- Opening Delimiter -
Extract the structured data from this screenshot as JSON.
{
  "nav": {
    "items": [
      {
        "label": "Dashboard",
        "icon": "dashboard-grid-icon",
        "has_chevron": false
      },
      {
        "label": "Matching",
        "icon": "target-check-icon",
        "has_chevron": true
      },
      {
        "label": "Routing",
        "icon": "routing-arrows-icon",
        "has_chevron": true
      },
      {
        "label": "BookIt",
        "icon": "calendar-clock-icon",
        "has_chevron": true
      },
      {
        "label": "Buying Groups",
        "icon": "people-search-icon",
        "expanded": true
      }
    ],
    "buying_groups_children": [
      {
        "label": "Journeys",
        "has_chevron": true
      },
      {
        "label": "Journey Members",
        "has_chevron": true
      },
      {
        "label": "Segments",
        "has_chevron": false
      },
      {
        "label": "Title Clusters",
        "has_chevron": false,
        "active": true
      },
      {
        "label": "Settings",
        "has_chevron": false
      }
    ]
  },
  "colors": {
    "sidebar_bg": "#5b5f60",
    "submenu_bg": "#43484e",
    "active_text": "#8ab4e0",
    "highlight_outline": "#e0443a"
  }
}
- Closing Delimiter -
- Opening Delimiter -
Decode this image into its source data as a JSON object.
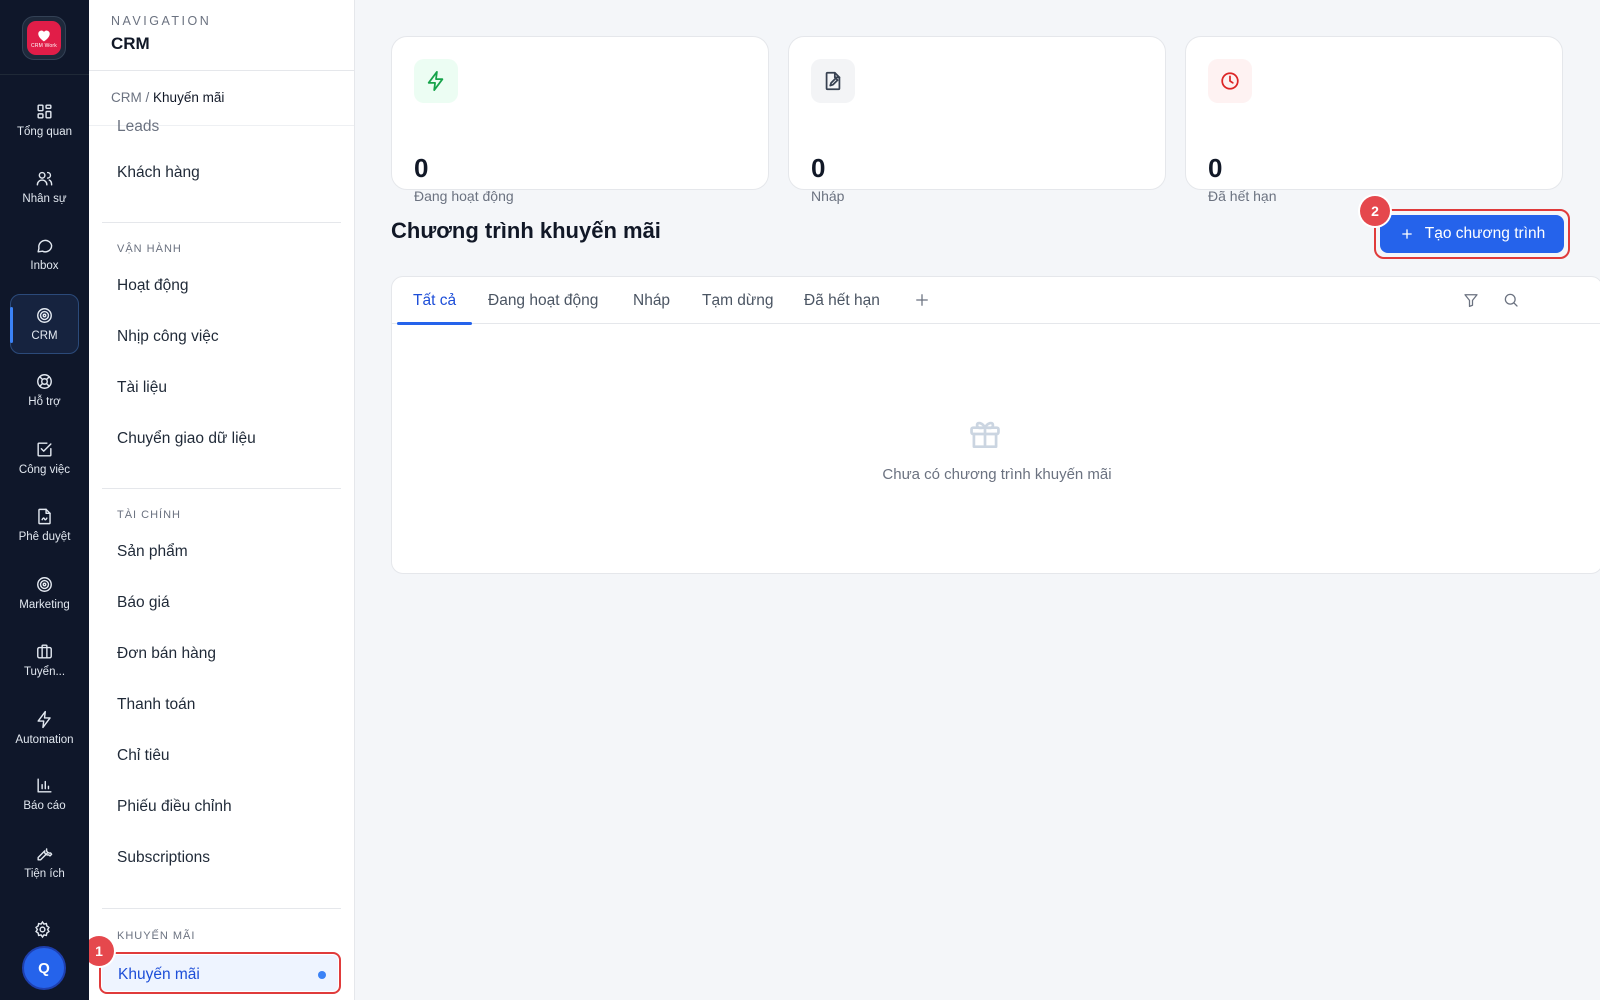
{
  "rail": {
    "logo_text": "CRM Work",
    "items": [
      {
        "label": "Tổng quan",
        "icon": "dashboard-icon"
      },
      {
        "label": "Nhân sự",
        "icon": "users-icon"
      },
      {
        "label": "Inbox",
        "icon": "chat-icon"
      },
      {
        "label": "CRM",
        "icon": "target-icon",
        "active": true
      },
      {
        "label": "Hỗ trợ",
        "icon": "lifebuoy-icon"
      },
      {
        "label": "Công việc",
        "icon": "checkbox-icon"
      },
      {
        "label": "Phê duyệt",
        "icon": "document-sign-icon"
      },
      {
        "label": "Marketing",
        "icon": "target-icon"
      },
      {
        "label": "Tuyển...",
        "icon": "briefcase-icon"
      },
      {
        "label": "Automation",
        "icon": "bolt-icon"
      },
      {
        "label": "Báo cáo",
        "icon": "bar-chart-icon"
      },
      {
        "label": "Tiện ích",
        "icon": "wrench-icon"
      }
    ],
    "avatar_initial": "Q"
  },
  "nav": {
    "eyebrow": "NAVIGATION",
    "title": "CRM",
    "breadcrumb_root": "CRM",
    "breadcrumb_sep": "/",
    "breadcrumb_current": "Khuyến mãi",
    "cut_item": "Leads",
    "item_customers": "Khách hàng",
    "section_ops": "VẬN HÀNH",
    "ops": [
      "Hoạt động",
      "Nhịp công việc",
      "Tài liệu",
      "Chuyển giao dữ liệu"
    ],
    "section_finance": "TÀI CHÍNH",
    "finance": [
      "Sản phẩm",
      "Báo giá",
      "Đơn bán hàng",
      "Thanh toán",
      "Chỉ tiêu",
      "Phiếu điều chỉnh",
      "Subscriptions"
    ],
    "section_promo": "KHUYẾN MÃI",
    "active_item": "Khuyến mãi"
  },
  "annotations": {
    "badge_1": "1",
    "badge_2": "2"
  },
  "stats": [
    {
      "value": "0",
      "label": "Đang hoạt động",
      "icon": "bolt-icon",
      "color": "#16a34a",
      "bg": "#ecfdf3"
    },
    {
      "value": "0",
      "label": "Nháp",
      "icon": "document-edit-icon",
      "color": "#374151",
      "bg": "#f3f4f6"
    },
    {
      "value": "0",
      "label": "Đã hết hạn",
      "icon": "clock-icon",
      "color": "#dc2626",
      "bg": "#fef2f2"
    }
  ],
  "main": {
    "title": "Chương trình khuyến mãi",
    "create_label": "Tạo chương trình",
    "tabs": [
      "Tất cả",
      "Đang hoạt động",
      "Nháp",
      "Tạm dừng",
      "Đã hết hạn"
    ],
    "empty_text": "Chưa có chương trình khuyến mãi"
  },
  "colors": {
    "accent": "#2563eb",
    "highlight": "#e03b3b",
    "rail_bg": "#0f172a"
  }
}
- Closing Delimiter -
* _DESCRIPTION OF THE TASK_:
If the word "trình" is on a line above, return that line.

* _ANSWER SECTION_:
    "title": "Chương trình khuyến mãi",
    "create_label": "Tạo chương trình",
    "empty_text": "Chưa có chương trình khuyến mãi"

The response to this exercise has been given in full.